• ACTIVITY
Reproduce the data exactly. Omit no record.

• SUPPLIED DATA
=== Section Start ===

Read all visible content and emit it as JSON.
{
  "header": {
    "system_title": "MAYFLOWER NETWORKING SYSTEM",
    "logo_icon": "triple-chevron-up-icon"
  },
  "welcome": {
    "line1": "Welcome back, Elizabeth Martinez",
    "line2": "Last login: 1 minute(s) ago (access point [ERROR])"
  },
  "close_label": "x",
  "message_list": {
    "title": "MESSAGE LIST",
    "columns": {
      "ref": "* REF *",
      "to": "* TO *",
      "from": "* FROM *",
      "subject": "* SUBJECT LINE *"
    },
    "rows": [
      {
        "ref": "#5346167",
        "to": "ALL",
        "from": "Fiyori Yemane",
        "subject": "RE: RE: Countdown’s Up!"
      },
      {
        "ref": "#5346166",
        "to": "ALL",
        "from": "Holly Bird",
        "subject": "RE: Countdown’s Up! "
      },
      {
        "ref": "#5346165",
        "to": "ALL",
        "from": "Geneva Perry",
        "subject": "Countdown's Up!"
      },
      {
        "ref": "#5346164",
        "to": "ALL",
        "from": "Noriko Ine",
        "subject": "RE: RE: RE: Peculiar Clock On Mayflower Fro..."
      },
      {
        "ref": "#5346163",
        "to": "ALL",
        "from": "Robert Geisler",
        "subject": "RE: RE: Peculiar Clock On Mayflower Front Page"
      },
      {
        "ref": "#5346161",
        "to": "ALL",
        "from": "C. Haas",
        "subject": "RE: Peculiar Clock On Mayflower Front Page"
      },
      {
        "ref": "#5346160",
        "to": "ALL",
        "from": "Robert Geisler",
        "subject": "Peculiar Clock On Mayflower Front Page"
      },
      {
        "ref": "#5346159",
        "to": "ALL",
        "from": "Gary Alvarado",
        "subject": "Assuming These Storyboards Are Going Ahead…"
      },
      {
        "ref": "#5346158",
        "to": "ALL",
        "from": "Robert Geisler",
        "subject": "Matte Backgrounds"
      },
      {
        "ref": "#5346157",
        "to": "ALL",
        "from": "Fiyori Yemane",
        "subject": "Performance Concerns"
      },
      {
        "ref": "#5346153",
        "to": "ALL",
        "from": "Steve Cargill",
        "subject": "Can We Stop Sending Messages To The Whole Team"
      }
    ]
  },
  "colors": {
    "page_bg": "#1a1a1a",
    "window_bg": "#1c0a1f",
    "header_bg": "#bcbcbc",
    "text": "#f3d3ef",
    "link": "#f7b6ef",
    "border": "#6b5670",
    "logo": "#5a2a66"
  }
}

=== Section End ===

• RESULT FOR THIS EXERCISE
Read all visible content and emit it as JSON.
{
  "header": {
    "system_title": "MAYFLOWER NETWORKING SYSTEM",
    "logo_icon": "triple-chevron-up-icon"
  },
  "welcome": {
    "line1": "Welcome back, Elizabeth Martinez",
    "line2": "Last login: 1 minute(s) ago (access point [ERROR])"
  },
  "close_label": "x",
  "message_list": {
    "title": "MESSAGE LIST",
    "columns": {
      "ref": "* REF *",
      "to": "* TO *",
      "from": "* FROM *",
      "subject": "* SUBJECT LINE *"
    },
    "rows": [
      {
        "ref": "#5346167",
        "to": "ALL",
        "from": "Fiyori Yemane",
        "subject": "RE: RE: Countdown’s Up!"
      },
      {
        "ref": "#5346166",
        "to": "ALL",
        "from": "Holly Bird",
        "subject": "RE: Countdown’s Up! "
      },
      {
        "ref": "#5346165",
        "to": "ALL",
        "from": "Geneva Perry",
        "subject": "Countdown's Up!"
      },
      {
        "ref": "#5346164",
        "to": "ALL",
        "from": "Noriko Ine",
        "subject": "RE: RE: RE: Peculiar Clock On Mayflower Fro..."
      },
      {
        "ref": "#5346163",
        "to": "ALL",
        "from": "Robert Geisler",
        "subject": "RE: RE: Peculiar Clock On Mayflower Front Page"
      },
      {
        "ref": "#5346161",
        "to": "ALL",
        "from": "C. Haas",
        "subject": "RE: Peculiar Clock On Mayflower Front Page"
      },
      {
        "ref": "#5346160",
        "to": "ALL",
        "from": "Robert Geisler",
        "subject": "Peculiar Clock On Mayflower Front Page"
      },
      {
        "ref": "#5346159",
        "to": "ALL",
        "from": "Gary Alvarado",
        "subject": "Assuming These Storyboards Are Going Ahead…"
      },
      {
        "ref": "#5346158",
        "to": "ALL",
        "from": "Robert Geisler",
        "subject": "Matte Backgrounds"
      },
      {
        "ref": "#5346157",
        "to": "ALL",
        "from": "Fiyori Yemane",
        "subject": "Performance Concerns"
      },
      {
        "ref": "#5346153",
        "to": "ALL",
        "from": "Steve Cargill",
        "subject": "Can We Stop Sending Messages To The Whole Team"
      }
    ]
  },
  "colors": {
    "page_bg": "#1a1a1a",
    "window_bg": "#1c0a1f",
    "header_bg": "#bcbcbc",
    "text": "#f3d3ef",
    "link": "#f7b6ef",
    "border": "#6b5670",
    "logo": "#5a2a66"
  }
}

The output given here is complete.